Story by Serena N Michel Excerpt | The night was still in Waiʻanae moku. All was silent in the valley of Lualualei. No tree stirred, and the water along the valley’s shoreline lapped softly against the sand and sizzled lightly on its way back into the ocean. Ulehawa Stream was smooth and flat, and the moon could see her reflection on its surface. With a mahina poepoe, the kinolau of Māui was defined along the ridgeline of Palikea and Puʻu Heleakalā. The stars were clear and many. The night sky was fully awake. Its stillness was ever-present and deeply-felt. And then a cry ripped through the air. It came from the first hale along Ulehawa Stream, just across from the shore. The natural world seemed to shift and respond with the cry. The waves clapped gently louder, and the moon and stars radiated faintly brighter. The cry had been so sudden, it was incomprehensible with the sound of the water receding from the shore. But then the environment returned to its natural state, the atmosphere became calm again, and the cry was distinct. It was the cry of a newborn child.
throw my arms around him. We hold each other tightly for a few long seconds before letting go, and he kisses my forehead. “Go to sleep now—you don’t want to wake up late for tomorrow.” With a smile on my face, I say, “No, I don’t, Papa.” I stand up as he gets up, too. We hug each other one more time, and I say with my voice muffled by his shoulder, “Mahalo nui, Papa. Aloha au iā ‘oe.” He responds into my ear, “Nāu koʻu aloha, kuʻu ipo.” We break apart, and I head towards my room. Before going to bed, I use the bathroom. I look into the mirror after washing my hands and say the words: “O Lehua Hoʻokuʻi, koʻu inoa. No Pālolo mai au. He Hawaiʻi au.” I close my eyes and inhale, letting the words sink in, then I shut off the bathroom light and go to my room. As I lie in the darkness on top of my mattress, staring up at the ceiling, I replay Papa’s words again in my head. There was so much aloha and mana in them, how could they not stay with me? I shift my gaze to the window and see the mahina outside. I see the stars surrounding her, expanding to the rest of the night sky. A song from church plays in my head: “Indescribable, uncontainable, You placed the stars in the sky and You know them by name. You are amazing God All powerful, untameable, Awestruck we fall to our knees as we humbly proclaim You are amazing God.” 7 28

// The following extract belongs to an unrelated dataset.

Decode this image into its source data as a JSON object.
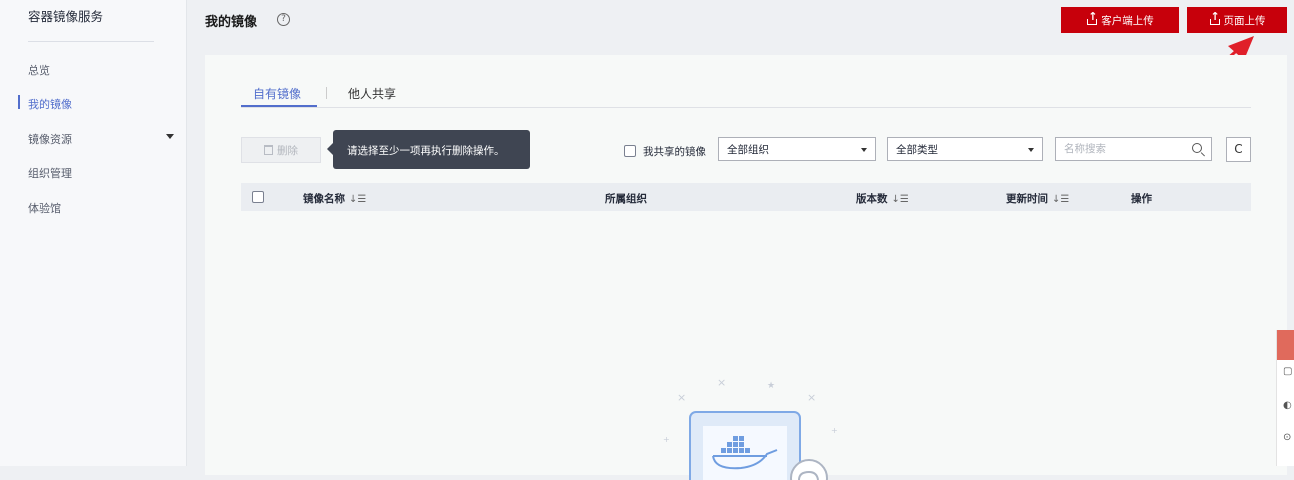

What do I believe? I ask myself. Who and what do I choose to be truth—to be real? These thoughts are amplified with the quietness of the night. Pālolo is still tonight, and slowly, I am carried along with its silent current. I faintly hear my mom come into the house. I hear the drop of the keys on the counter and her voice and my Papa talking story. He says to her, “So, you ready fo’ go to Waiʻanae tomorrow?” My mom replies, “I think so.” “You nervous?” I think my mom says, “Yes,” but I’m not sure. I’m lost in a dream. I am Hiʻiaka atop Pōhākea, and I feel the love of Waiʻanae and its people wash over me. But then the scene switches, and I am me. I stand on a shoreline gazing at the moon. My eyes shift as my peripherals catch a figure walking towards me on the shore. It is a woman. Her wavy hair moves with the slight breeze and sound of the waves. When she reaches me, she stretches out her hand towards me—no, not her hand, her finger. Her face is blurred, and my eyes can only focus on her finger. I grab ahold of it and an electric ache spreads through my naʻau. With tears that mirror mine, she says softly, “I have not forgotten you.” I blink and then she is gone—my hand empty of the strange familiarity of her touch. _______________ The water is the bluest I’ve ever seen in my life. Yes, I’ve been on the Windward side, passed 29